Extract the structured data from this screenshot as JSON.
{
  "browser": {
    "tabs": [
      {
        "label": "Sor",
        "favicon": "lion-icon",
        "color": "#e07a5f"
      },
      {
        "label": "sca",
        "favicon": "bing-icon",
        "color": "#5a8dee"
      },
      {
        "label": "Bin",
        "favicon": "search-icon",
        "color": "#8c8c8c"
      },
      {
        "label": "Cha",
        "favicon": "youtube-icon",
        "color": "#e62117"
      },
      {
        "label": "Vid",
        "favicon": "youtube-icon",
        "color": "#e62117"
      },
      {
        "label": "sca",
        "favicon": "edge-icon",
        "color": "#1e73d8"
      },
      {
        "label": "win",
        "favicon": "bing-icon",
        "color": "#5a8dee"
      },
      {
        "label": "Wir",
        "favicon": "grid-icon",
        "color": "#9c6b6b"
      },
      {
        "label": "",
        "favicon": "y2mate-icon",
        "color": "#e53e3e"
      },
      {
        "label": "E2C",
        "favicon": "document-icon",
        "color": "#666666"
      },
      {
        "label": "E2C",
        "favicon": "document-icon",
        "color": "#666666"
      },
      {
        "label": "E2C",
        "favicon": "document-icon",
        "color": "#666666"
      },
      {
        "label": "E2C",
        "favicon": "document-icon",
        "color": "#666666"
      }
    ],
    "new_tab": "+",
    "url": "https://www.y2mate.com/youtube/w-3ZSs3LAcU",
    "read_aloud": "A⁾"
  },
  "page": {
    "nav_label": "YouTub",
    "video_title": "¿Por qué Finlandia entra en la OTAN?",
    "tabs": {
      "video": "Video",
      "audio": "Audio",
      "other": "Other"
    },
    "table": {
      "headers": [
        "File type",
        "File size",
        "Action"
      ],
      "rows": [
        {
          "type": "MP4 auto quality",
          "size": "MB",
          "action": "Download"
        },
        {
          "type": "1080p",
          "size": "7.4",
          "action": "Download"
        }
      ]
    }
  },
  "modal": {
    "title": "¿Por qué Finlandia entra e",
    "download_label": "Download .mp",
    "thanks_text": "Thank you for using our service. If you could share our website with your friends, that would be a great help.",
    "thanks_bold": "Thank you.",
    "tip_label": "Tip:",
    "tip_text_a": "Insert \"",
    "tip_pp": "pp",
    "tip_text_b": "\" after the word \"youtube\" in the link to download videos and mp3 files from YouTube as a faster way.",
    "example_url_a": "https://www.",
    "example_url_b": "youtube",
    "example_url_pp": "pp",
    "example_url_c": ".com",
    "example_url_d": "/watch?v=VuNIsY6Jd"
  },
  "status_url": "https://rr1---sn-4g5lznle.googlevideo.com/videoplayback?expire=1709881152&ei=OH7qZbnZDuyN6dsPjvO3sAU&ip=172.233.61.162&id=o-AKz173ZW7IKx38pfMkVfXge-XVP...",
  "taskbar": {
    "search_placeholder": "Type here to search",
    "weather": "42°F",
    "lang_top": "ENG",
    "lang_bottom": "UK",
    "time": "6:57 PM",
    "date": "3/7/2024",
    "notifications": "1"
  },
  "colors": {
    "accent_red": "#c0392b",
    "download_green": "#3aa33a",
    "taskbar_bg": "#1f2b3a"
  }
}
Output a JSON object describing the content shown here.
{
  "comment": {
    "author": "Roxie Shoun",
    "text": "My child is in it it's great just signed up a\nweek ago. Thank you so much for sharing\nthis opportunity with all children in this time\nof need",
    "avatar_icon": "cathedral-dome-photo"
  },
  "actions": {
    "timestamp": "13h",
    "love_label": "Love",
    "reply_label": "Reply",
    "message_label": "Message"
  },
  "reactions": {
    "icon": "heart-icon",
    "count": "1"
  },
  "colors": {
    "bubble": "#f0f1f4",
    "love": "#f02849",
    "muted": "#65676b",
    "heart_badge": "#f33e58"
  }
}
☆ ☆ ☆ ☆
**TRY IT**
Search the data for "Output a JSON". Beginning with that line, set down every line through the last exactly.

**FINAL ANSWER**
Output a JSON object describing the content shown here.
{
  "comment": {
    "author": "Roxie Shoun",
    "text": "My child is in it it's great just signed up a\nweek ago. Thank you so much for sharing\nthis opportunity with all children in this time\nof need",
    "avatar_icon": "cathedral-dome-photo"
  },
  "actions": {
    "timestamp": "13h",
    "love_label": "Love",
    "reply_label": "Reply",
    "message_label": "Message"
  },
  "reactions": {
    "icon": "heart-icon",
    "count": "1"
  },
  "colors": {
    "bubble": "#f0f1f4",
    "love": "#f02849",
    "muted": "#65676b",
    "heart_badge": "#f33e58"
  }
}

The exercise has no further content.